### TASK DESCRIPTION
For each line in the records that contains "products", make a copy.

** DATA FOR PROCESSING follows **

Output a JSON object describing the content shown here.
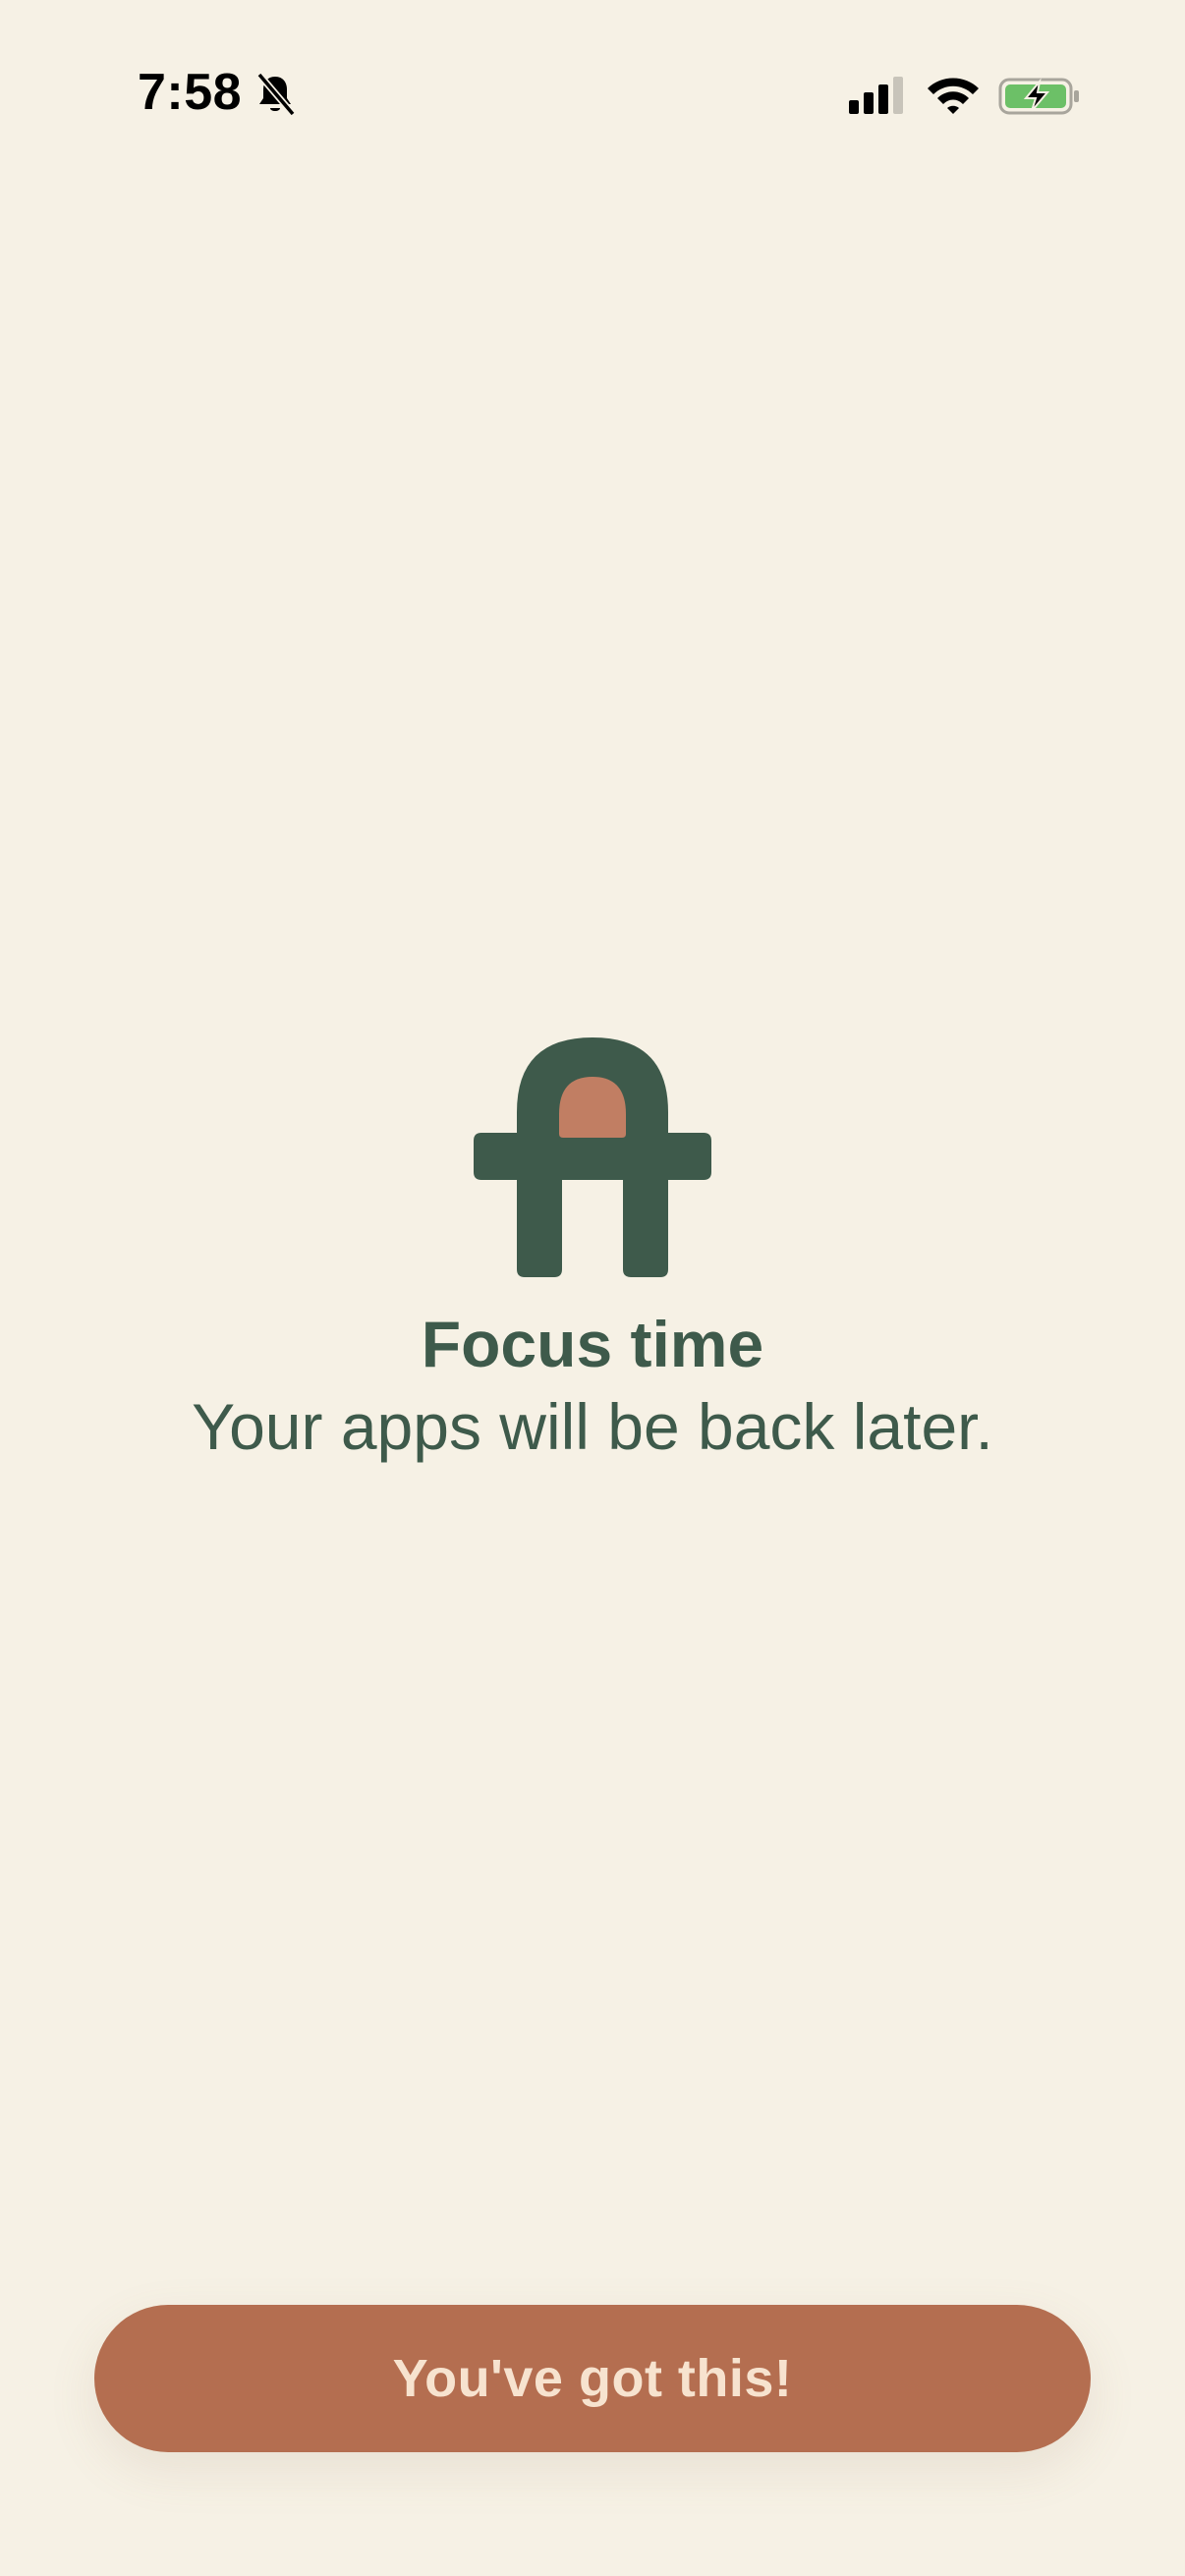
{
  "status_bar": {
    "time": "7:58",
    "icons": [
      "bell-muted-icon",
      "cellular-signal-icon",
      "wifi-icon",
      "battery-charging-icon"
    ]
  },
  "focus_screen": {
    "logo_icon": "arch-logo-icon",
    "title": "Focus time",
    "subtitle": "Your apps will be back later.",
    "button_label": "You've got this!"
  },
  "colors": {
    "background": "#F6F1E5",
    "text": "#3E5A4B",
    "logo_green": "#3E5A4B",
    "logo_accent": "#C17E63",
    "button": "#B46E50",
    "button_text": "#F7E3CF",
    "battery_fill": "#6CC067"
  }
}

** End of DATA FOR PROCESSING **
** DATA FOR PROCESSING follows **

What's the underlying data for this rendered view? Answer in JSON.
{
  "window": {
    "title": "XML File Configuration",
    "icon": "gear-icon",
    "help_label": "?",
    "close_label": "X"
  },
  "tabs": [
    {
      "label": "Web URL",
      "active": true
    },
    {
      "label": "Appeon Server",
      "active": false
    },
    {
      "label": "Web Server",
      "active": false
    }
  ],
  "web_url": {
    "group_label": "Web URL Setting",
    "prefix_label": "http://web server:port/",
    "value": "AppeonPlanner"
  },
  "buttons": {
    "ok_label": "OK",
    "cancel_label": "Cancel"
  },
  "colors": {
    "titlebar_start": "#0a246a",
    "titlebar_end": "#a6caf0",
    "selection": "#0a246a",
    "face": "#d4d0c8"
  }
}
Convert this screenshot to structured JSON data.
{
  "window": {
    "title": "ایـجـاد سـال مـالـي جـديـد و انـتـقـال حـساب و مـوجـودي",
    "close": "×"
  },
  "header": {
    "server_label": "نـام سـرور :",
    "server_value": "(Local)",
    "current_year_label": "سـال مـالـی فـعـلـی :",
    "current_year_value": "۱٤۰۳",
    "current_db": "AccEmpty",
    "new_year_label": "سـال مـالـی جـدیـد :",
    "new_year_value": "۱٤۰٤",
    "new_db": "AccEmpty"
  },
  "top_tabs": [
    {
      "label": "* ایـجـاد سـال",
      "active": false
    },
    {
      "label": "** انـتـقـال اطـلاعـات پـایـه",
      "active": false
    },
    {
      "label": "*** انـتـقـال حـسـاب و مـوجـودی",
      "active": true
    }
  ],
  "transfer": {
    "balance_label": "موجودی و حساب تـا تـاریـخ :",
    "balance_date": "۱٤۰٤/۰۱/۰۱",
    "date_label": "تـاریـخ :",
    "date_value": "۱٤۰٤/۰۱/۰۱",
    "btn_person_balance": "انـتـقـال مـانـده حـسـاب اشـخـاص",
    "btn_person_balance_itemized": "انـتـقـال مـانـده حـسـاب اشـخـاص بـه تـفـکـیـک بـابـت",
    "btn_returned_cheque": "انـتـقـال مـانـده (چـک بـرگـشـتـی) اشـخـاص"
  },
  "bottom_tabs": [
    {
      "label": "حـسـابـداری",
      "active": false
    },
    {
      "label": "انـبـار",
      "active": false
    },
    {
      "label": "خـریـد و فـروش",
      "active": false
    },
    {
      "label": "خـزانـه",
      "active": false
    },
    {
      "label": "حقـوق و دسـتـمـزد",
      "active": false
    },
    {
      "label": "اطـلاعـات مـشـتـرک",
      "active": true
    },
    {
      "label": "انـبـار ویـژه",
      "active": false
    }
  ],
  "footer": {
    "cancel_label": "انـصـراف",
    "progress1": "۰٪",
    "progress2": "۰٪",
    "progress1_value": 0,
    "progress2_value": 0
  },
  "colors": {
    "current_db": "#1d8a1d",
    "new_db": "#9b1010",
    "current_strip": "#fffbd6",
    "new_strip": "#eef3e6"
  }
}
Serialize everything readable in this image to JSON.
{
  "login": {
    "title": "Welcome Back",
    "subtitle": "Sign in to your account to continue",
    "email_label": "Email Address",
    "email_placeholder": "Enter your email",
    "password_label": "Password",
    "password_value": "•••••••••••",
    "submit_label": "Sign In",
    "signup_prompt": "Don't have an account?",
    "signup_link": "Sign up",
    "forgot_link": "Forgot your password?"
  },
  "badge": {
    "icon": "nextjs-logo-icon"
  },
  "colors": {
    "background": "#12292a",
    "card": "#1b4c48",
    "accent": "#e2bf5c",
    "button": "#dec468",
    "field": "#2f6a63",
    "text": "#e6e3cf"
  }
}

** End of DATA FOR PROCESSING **
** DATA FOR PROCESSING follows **

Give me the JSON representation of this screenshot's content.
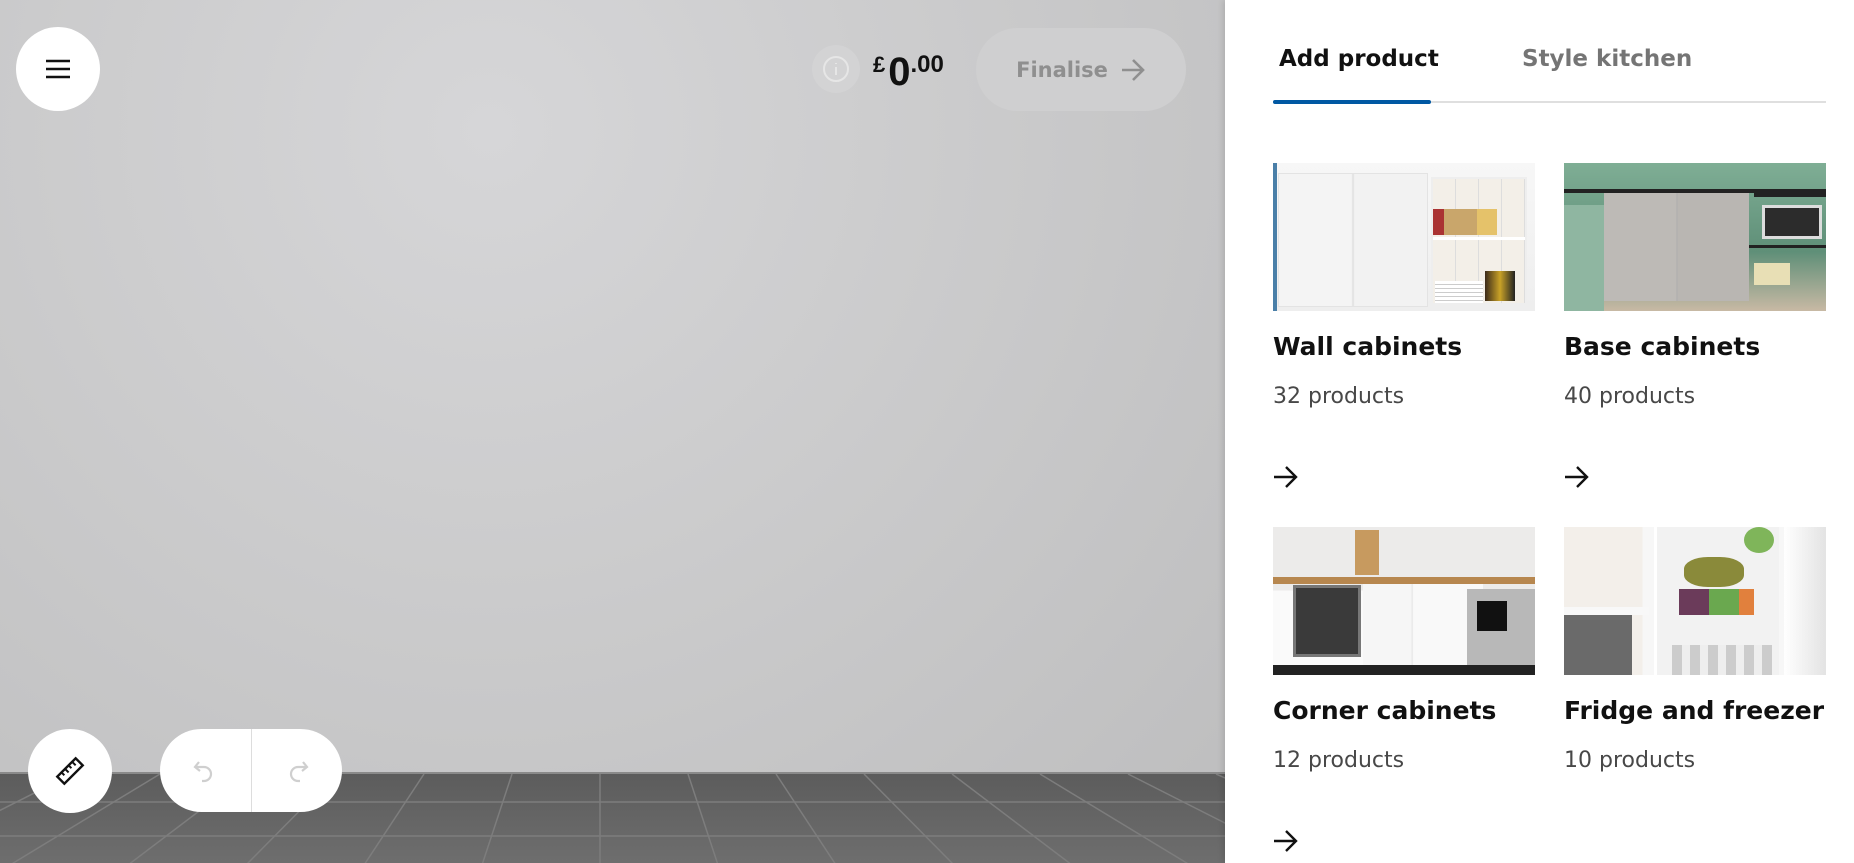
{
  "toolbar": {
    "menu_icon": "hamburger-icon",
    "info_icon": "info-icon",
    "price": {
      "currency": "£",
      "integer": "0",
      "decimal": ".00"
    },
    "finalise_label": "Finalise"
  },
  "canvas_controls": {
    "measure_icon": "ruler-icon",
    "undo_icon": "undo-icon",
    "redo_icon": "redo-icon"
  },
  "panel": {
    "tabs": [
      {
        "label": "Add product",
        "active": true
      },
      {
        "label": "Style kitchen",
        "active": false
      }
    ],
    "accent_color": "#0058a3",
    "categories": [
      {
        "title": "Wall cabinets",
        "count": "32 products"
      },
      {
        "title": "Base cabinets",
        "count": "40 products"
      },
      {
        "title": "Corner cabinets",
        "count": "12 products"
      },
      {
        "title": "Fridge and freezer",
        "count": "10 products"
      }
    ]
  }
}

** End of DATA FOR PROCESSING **

### YOUR RESPONSE
        "count": "32 products"
        "count": "40 products"
        "count": "12 products"
        "count": "10 products"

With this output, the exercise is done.